Published in 1991, Frankly Speaking is a (kind of) autobiography of former Arsenal, Man Utd and Ireland striker Frank Stapleton.
Stapleton seemed to be coming to end of his career when the book came out and his international career was over having been on the fringes of the squad during Italia ’90 having previously captained the team during Euro ’88. He ended up playing four more years in the English lower leagues.
The book feels like half of an autobiography – it covers his football career with each season covered in a chapter and his club and international careers covered in separate halves of the book. It’s focus is on entirely on Stapleton’s football career with almost no discussion of his life outside of football. The version of the book I found in the library has no summary on the front or back cover, no forward, no acknowledgements or any scene setter at all. It just goes straight into his first few years at Arsenal.
One of the striking things is the amount of focus on the FA Cup over the team’s performance in the league. This seems to be partly because the FA Cup still maintained its elevated status in the game and partly because Stapleton played in five Cup finals but never in a team that competed for the league title right to the end of the season. The amount of replays in the cup is also striking. You can see why penalties were eventually preferred to so many extra games.
Stapleton rarely expresses his opinion on the various people he played or worked with outside of commenting on what they added to the team. Ron Atkinson, his manager at United is the clear exception with Stapleton being pretty critical of Big Ron’s ego, love of the media, and lack of tactical nous. His biggest praise is for coach Don Howe – a figure who seems to pop up in any biography of footballers who played in England in the 80’s and 90’s.
The material on Ireland was definitely the most interesting for me. Stapleton gives a bit more background colour on the Euro ’88 and Italia ’90 campaigns and a decent sense of Jack Charlton’s management style. I’d actually read all the most interesting bits before in the excellent ‘The Team That Jack Built’ by Paul Rowan (1994)

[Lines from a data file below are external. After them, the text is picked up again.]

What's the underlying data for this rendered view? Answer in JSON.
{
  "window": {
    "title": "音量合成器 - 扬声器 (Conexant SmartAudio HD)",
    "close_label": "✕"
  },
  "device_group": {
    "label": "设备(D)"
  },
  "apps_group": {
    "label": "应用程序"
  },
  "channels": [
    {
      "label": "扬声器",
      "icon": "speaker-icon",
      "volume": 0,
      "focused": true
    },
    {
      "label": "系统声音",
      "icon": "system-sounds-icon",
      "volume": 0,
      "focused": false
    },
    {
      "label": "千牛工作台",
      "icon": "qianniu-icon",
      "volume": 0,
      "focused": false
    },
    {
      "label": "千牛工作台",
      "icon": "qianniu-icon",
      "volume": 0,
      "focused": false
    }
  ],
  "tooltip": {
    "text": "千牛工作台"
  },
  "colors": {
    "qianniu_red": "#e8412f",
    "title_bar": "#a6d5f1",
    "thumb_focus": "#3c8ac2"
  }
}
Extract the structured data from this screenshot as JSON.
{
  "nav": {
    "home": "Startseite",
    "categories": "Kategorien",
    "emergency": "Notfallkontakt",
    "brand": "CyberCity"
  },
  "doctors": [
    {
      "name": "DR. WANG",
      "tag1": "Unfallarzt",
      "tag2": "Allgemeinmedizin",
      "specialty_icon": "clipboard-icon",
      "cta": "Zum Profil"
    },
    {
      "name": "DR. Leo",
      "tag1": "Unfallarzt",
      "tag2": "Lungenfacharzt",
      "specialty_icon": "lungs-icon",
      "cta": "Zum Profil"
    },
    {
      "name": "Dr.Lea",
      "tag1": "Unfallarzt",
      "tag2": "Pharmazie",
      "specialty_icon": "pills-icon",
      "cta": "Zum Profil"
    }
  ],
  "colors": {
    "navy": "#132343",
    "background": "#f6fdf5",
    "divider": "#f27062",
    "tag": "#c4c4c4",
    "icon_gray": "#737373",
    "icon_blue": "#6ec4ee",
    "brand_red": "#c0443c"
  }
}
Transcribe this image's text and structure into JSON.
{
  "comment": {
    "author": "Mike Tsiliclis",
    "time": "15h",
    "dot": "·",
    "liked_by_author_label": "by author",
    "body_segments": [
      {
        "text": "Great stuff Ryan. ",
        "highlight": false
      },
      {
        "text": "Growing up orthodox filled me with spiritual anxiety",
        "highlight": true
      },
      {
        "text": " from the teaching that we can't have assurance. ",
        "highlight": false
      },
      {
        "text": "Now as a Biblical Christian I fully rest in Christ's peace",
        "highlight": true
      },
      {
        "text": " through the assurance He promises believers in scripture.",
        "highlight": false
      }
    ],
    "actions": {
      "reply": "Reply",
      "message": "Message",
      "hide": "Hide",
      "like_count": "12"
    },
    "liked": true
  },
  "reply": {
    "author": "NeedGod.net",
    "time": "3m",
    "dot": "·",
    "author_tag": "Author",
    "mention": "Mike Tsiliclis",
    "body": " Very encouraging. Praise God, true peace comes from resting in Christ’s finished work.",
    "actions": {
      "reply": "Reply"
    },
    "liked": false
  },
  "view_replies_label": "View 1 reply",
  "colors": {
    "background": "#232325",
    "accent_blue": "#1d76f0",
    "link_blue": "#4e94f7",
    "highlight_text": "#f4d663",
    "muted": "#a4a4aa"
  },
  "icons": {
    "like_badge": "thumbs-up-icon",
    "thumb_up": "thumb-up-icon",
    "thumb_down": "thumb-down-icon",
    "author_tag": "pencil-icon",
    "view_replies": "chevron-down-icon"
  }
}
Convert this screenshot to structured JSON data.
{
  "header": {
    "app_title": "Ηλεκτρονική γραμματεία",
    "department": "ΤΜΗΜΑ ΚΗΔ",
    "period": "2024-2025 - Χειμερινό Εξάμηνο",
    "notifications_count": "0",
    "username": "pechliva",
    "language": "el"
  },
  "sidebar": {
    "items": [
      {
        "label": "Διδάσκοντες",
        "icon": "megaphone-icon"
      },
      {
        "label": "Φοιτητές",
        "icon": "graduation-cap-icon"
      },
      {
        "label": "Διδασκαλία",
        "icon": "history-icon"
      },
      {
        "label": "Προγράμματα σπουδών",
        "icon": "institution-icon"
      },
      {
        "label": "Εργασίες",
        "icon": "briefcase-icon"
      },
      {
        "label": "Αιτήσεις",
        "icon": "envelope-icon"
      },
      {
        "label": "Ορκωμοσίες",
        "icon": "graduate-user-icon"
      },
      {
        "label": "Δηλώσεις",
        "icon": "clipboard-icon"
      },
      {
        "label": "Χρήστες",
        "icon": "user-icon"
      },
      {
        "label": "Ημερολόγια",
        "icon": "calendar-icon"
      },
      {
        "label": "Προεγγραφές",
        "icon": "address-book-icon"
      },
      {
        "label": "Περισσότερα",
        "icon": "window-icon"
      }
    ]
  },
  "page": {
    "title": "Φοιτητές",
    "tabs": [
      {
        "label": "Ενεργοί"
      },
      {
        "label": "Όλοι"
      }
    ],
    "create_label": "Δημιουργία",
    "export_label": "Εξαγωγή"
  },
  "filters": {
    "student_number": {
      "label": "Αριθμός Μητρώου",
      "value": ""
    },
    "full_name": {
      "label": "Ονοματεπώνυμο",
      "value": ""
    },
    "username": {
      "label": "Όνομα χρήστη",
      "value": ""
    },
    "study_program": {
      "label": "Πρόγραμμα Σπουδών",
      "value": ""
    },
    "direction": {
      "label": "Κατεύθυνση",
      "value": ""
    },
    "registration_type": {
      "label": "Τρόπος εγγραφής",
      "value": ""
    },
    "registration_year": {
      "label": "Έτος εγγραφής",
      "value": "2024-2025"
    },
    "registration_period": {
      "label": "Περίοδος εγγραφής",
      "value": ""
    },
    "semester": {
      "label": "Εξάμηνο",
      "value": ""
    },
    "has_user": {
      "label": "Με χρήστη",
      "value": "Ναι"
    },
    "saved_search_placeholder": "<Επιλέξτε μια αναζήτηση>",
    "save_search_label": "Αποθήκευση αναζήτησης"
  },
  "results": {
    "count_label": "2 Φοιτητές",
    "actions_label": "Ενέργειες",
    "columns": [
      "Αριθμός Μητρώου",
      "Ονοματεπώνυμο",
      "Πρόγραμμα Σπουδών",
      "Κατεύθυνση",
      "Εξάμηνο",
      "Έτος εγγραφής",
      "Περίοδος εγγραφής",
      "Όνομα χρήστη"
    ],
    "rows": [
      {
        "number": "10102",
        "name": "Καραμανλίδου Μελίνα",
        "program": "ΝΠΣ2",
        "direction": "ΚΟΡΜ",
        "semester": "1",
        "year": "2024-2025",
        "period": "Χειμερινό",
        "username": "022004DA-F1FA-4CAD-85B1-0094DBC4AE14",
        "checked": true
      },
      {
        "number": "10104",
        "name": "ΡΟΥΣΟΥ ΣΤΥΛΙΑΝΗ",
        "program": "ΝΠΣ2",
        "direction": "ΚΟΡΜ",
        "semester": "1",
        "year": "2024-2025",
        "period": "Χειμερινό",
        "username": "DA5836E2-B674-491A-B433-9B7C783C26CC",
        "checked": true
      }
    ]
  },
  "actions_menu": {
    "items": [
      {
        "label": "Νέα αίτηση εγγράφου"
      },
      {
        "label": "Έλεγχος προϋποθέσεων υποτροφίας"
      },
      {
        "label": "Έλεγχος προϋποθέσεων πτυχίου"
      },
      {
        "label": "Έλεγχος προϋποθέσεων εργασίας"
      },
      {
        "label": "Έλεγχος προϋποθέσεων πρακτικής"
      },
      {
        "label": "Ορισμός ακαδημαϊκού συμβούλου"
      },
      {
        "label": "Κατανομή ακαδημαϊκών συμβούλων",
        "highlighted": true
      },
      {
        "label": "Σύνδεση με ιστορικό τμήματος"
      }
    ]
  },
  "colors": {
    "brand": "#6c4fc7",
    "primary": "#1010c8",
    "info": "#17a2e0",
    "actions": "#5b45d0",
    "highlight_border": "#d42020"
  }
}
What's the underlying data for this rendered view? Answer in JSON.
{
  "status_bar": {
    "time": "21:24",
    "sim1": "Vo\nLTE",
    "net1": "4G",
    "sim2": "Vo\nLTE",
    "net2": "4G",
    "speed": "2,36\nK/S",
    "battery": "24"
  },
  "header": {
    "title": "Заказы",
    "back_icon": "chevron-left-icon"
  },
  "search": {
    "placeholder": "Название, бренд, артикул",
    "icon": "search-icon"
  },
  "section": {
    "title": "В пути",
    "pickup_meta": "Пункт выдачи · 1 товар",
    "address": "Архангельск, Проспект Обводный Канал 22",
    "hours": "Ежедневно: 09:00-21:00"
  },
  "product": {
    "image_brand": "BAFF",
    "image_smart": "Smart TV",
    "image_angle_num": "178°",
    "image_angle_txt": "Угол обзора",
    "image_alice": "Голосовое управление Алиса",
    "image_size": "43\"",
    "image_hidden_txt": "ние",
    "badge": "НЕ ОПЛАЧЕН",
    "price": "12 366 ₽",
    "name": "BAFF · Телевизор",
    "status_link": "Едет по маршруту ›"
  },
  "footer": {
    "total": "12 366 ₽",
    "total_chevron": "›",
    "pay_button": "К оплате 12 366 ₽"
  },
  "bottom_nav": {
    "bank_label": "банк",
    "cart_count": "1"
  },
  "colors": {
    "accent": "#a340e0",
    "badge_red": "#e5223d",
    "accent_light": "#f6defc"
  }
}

It’s a quick and easy read that has some interesting bits for any Arsenal, United or Ireland fan. It feels like a book from a bygone era and was designed to be read at the time, when any reader would have known the main people mentioned. It’s also the first book I’ve reviewed that I couldn’t find on Goodreads (until I added it), giving some sense of how obscure it is at this stage!